YOUR OBJECTIVE:
Determine the number of lines in the data below that hold "achizitie"; give nothing but that number.

PROVIDED RECORDS section start

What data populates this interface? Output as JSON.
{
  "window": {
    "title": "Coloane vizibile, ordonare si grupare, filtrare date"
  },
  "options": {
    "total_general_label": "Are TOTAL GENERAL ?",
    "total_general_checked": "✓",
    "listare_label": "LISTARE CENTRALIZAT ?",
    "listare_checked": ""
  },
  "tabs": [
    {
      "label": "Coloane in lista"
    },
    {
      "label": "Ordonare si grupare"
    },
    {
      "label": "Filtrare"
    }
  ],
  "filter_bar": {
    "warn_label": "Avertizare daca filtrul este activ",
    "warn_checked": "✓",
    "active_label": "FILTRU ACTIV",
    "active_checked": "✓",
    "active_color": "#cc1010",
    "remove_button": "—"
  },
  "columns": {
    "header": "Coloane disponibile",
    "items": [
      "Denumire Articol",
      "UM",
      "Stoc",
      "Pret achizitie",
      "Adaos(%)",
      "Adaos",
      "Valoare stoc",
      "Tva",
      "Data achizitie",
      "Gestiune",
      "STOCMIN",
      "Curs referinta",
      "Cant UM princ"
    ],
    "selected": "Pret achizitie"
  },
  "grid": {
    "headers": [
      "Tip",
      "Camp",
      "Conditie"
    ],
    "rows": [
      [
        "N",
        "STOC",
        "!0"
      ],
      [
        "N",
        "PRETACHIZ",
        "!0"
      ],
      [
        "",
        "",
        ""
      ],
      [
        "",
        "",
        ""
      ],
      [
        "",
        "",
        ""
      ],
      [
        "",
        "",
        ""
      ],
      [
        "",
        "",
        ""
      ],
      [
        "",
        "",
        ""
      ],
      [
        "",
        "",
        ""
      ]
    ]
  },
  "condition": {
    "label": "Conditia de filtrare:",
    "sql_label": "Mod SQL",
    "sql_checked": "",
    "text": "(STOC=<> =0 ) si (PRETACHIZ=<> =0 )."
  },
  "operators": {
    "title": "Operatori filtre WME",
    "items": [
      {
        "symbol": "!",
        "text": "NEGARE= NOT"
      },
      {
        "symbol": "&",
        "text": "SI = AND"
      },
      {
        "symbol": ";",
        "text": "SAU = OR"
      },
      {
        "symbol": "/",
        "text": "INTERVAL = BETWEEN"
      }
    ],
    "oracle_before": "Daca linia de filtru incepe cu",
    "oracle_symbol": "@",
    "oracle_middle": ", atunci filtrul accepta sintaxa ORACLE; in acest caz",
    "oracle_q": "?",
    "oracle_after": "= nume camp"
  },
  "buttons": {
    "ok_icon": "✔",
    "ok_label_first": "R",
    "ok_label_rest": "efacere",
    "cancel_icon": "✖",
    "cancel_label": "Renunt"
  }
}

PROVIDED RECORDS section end

RESPONSE BELOW:
3